Dataset rows for apps and sites
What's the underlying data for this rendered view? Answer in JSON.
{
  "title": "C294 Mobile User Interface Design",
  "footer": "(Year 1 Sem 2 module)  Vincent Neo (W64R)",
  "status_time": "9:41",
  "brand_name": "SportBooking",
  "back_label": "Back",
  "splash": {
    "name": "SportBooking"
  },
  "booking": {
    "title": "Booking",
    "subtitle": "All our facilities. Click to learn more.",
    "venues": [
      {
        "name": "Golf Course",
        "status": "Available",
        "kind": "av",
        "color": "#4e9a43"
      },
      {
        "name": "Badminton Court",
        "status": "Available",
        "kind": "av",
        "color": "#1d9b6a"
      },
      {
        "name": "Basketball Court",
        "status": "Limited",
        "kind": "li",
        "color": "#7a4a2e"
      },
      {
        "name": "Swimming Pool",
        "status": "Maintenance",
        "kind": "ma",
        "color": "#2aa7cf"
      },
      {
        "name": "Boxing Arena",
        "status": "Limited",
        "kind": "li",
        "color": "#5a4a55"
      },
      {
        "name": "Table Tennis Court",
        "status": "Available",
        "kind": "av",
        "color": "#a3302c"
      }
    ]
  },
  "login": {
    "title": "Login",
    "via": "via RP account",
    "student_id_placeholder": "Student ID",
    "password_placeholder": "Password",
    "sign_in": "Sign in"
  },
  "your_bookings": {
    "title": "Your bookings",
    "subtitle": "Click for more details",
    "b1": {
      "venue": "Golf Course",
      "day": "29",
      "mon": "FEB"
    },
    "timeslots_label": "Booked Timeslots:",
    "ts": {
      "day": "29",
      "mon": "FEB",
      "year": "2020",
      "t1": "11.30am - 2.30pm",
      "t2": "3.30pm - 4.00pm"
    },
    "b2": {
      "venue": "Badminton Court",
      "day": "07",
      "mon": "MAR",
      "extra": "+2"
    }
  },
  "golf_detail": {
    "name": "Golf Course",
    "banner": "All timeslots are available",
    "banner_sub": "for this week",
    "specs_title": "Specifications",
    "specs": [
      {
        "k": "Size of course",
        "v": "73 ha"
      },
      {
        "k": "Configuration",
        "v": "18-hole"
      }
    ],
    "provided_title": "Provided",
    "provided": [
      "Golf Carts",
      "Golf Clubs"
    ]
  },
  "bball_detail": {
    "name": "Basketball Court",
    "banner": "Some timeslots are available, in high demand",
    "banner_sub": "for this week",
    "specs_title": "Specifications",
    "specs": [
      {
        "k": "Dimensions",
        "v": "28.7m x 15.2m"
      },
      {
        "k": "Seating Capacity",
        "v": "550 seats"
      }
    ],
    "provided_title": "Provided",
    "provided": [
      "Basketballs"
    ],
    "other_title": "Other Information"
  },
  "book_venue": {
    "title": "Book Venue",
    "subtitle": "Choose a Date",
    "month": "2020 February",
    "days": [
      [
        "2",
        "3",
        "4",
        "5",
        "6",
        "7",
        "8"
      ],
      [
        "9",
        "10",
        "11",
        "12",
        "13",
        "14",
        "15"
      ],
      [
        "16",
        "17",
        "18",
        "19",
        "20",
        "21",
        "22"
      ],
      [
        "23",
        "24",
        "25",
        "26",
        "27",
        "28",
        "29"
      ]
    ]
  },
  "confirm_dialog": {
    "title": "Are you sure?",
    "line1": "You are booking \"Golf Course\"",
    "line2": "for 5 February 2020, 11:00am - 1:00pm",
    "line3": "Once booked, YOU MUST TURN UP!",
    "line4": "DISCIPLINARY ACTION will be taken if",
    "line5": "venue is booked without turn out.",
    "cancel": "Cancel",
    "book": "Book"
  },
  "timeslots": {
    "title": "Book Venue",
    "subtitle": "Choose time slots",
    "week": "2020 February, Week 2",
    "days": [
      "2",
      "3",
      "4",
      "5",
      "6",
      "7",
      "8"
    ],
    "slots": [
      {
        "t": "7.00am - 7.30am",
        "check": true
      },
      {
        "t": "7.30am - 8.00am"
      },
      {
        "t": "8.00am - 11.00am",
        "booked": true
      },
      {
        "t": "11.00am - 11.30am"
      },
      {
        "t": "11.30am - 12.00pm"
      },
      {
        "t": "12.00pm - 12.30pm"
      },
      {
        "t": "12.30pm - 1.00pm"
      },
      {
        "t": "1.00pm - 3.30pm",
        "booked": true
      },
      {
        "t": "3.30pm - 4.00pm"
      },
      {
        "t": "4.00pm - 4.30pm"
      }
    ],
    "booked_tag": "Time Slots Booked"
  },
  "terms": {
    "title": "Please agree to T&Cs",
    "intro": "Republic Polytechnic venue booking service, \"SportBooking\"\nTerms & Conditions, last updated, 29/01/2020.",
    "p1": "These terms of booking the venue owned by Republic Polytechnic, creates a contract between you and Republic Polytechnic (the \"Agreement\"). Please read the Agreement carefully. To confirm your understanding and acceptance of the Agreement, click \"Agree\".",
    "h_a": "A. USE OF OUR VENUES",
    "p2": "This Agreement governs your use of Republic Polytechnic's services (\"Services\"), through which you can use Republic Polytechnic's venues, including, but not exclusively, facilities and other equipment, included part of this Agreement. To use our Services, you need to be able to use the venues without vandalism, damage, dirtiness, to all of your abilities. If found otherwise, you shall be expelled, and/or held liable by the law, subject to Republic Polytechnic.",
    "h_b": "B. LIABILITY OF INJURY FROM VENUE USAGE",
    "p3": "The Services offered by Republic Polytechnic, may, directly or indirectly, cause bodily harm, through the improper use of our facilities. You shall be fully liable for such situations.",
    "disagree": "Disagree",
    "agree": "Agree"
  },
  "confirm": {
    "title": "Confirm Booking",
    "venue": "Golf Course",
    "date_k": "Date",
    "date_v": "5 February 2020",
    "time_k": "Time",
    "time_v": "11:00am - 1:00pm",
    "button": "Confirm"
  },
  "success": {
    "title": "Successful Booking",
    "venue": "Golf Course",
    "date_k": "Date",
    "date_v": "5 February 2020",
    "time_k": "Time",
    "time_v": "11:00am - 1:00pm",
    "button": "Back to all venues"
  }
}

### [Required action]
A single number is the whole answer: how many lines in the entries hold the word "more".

### [Output of the exercise]
2